This all started when I was standing around one day minding my own business and a shadowy figure sidled up to me and said, "I think you might be the rumour I'm looking for."
I said, "I can be any rumour you like."
He said, "What are you like at dirty politics?"
I smiled, and said, "Is there any other kind?"
He came closer. He was wearing a balaclava. "This has to be credible," he said.
I said, "You're asking a bit much."
"I didn't mean it had to have any connection with the truth," he said. "I just mean it has to sound as though it might."
I said, "Anything is believable."
"That's deep," he said.
I said, "Here's another one. John Key used to say it sometimes. 'Perception is reality'."
He lowered his voice, and said, "Keep JK out of it, mate."
I said, "There were rumours about him, too. When he stepped down. And rumours about his son."
He stepped closer. He had bad breath, and there was a sauce stain on his shirt. He said, "None of them were true!"
I said, "So?"
"Anyway," he said. "The point is that I want you to do a number on Clarke Gayford."
Seven months later, here I am in the office of Police Commissioner Mike Bush.
The media are closing in on Bush. Interesting. But it's too much to hope that he'll make a statement and have it all out in the open.
For a while the only people who were paying me any attention were trolls. It didn't take long before it reached the media. That was to be expected.
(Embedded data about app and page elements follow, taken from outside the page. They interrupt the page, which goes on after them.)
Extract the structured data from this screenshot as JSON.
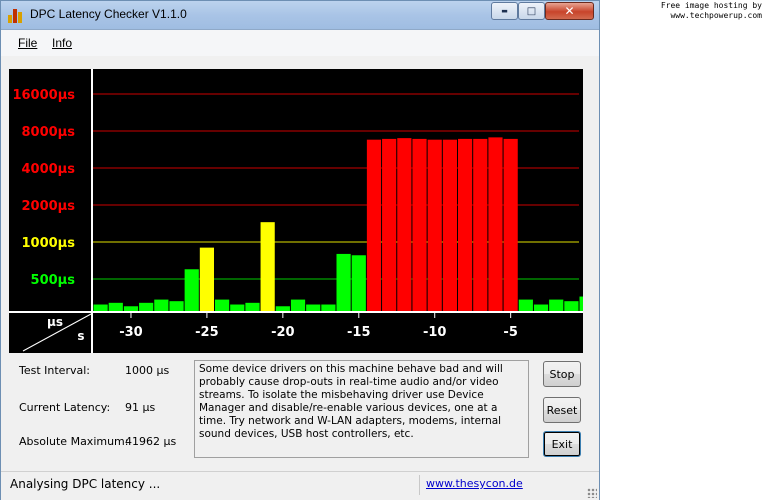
{
  "watermark": {
    "line1": "Free image hosting by",
    "line2": "www.techpowerup.com"
  },
  "window": {
    "title": "DPC Latency Checker V1.1.0",
    "controls": {
      "minimize": "▬",
      "maximize": "□",
      "close": "✕"
    }
  },
  "menu": {
    "file": "File",
    "info": "Info"
  },
  "chart_data": {
    "type": "bar",
    "title": "",
    "xlabel": "s",
    "ylabel": "µs",
    "y_scale": "log",
    "y_tick_labels": [
      "500µs",
      "1000µs",
      "2000µs",
      "4000µs",
      "8000µs",
      "16000µs"
    ],
    "y_ticks": [
      500,
      1000,
      2000,
      4000,
      8000,
      16000
    ],
    "x_tick_labels": [
      "-30",
      "-25",
      "-20",
      "-15",
      "-10",
      "-5"
    ],
    "x_ticks": [
      -30,
      -25,
      -20,
      -15,
      -10,
      -5
    ],
    "x_range": [
      -32.5,
      -0.5
    ],
    "grid": true,
    "background": "#000000",
    "threshold_colors": {
      "green": "#00ff00",
      "yellow": "#ffff00",
      "red": "#ff0000"
    },
    "grid_line_colors": {
      "500": "#00cc00",
      "1000": "#e0e000",
      "2000": "#cc0000",
      "4000": "#cc0000",
      "8000": "#cc0000",
      "16000": "#cc0000"
    },
    "tick_label_colors": {
      "500": "#00ff00",
      "1000": "#ffff00",
      "2000": "#ff0000",
      "4000": "#ff0000",
      "8000": "#ff0000",
      "16000": "#ff0000"
    },
    "bars": [
      {
        "x": -32,
        "value": 310,
        "color": "green"
      },
      {
        "x": -31,
        "value": 320,
        "color": "green"
      },
      {
        "x": -30,
        "value": 300,
        "color": "green"
      },
      {
        "x": -29,
        "value": 320,
        "color": "green"
      },
      {
        "x": -28,
        "value": 340,
        "color": "green"
      },
      {
        "x": -27,
        "value": 330,
        "color": "green"
      },
      {
        "x": -26,
        "value": 600,
        "color": "green"
      },
      {
        "x": -25,
        "value": 900,
        "color": "yellow"
      },
      {
        "x": -24,
        "value": 340,
        "color": "green"
      },
      {
        "x": -23,
        "value": 310,
        "color": "green"
      },
      {
        "x": -22,
        "value": 320,
        "color": "green"
      },
      {
        "x": -21,
        "value": 1450,
        "color": "yellow"
      },
      {
        "x": -20,
        "value": 300,
        "color": "green"
      },
      {
        "x": -19,
        "value": 340,
        "color": "green"
      },
      {
        "x": -18,
        "value": 310,
        "color": "green"
      },
      {
        "x": -17,
        "value": 310,
        "color": "green"
      },
      {
        "x": -16,
        "value": 800,
        "color": "green"
      },
      {
        "x": -15,
        "value": 780,
        "color": "green"
      },
      {
        "x": -14,
        "value": 6800,
        "color": "red"
      },
      {
        "x": -13,
        "value": 6900,
        "color": "red"
      },
      {
        "x": -12,
        "value": 7000,
        "color": "red"
      },
      {
        "x": -11,
        "value": 6900,
        "color": "red"
      },
      {
        "x": -10,
        "value": 6800,
        "color": "red"
      },
      {
        "x": -9,
        "value": 6800,
        "color": "red"
      },
      {
        "x": -8,
        "value": 6900,
        "color": "red"
      },
      {
        "x": -7,
        "value": 6900,
        "color": "red"
      },
      {
        "x": -6,
        "value": 7100,
        "color": "red"
      },
      {
        "x": -5,
        "value": 6900,
        "color": "red"
      },
      {
        "x": -4,
        "value": 340,
        "color": "green"
      },
      {
        "x": -3,
        "value": 310,
        "color": "green"
      },
      {
        "x": -2,
        "value": 340,
        "color": "green"
      },
      {
        "x": -1,
        "value": 330,
        "color": "green"
      },
      {
        "x": 0,
        "value": 360,
        "color": "green"
      }
    ]
  },
  "info": {
    "test_interval_label": "Test Interval:",
    "test_interval_value": "1000 µs",
    "current_latency_label": "Current Latency:",
    "current_latency_value": "91 µs",
    "absolute_maximum_label": "Absolute Maximum:",
    "absolute_maximum_value": "41962 µs"
  },
  "message": "Some device drivers on this machine behave bad and will probably cause drop-outs in real-time audio and/or video streams. To isolate the misbehaving driver use Device Manager and disable/re-enable various devices, one at a time. Try network and W-LAN adapters, modems, internal sound devices, USB host controllers, etc.",
  "buttons": {
    "stop": "Stop",
    "reset": "Reset",
    "exit": "Exit"
  },
  "status": {
    "text": "Analysing DPC latency ...",
    "link": "www.thesycon.de"
  }
}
But I had people directing the traffic, giving it a nudge now and then, and the thing just kept spreading. It made people feel important that they knew. They were part of an exclusive club, they were in the loop.
But it's gone far enough. The public will never know.
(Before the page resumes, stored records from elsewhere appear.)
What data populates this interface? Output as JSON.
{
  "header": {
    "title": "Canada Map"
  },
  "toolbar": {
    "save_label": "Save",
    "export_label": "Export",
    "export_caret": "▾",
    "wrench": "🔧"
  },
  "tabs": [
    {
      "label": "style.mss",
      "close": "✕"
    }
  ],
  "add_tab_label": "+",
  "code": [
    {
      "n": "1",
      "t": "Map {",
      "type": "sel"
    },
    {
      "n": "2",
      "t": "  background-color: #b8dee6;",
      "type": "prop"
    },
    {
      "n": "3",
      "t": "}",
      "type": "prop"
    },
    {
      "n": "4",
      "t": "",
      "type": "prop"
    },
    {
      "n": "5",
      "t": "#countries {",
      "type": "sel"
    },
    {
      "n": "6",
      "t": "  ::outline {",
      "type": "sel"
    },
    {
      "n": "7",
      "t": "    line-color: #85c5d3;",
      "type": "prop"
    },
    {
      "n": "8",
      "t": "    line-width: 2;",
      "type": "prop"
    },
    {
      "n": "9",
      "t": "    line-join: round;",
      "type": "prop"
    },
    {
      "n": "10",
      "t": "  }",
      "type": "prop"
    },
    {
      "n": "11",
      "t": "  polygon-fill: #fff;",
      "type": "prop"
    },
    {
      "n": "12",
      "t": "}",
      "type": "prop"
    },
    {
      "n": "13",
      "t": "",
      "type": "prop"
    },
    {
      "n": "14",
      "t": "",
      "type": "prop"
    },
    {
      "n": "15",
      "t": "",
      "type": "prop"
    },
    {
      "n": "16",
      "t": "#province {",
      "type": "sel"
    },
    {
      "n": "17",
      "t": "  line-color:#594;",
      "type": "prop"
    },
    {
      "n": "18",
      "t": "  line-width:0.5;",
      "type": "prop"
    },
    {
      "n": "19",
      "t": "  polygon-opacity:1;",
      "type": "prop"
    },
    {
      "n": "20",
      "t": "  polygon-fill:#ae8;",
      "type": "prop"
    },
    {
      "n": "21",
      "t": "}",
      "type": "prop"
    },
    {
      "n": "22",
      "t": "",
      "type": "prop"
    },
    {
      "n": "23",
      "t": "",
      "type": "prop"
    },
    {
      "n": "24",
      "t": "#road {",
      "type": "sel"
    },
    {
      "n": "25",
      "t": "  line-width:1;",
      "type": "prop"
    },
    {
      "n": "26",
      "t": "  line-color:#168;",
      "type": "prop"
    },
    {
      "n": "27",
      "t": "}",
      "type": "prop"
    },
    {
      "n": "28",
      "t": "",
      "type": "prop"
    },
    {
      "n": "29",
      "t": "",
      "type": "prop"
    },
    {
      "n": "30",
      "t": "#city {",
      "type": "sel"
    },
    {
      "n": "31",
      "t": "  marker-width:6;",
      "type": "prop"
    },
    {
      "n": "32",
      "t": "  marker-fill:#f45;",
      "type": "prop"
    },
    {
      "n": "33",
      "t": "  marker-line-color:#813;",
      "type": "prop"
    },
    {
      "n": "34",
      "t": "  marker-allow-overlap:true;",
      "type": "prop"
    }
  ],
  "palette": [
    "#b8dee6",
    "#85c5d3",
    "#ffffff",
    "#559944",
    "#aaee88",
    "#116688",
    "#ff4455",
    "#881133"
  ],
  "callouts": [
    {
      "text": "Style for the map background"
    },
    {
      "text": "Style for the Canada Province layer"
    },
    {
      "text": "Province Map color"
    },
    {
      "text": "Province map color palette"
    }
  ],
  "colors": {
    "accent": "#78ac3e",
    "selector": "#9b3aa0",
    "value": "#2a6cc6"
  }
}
Oh. My. God.
It feels strange to be so public.
Clarke Gayford has no comment, and Jacinda Ardern says she's too busy to comment, but everyone else is commenting, especially the media commentators.
Mike Hosking has said that all rumours are crap, and that no one should listen to them. It's in a column devoted to talking about rumours.
He recalls the one about him going to Fiji for a secret tryst with a real estate salesman. It was all nonsense of course but the bit about Fiji was inspired. People instantly thought of Denarau, the Sheraton, tropical fish, buffet meals ... Rumour is all in the detail.
Or is it? The entire nation now knows everything about the Clarke Gayford rumour - except the rumour itself.
Clarke Gayford's lawyer Linda Clark has issued a statement saying that to repeat it is defamatory.
That's okay. It kind of makes it better. Like a wonderful secret, something too pure and beautiful for this world, it's the rumour that dare not speak its name.
No one can deny it, because no one can say what it is. It will last forever.
I was standing around minding my own business when the shadowy figure walked past.
"Hi there," I called out.
He looked over. He gave a tug on his balaclava, and said, "How did you recognise me?"
I waited for him to say thanks.
"Can't stop," he said. "I'm on the look-out for another rumour. No one cares about your one anymore."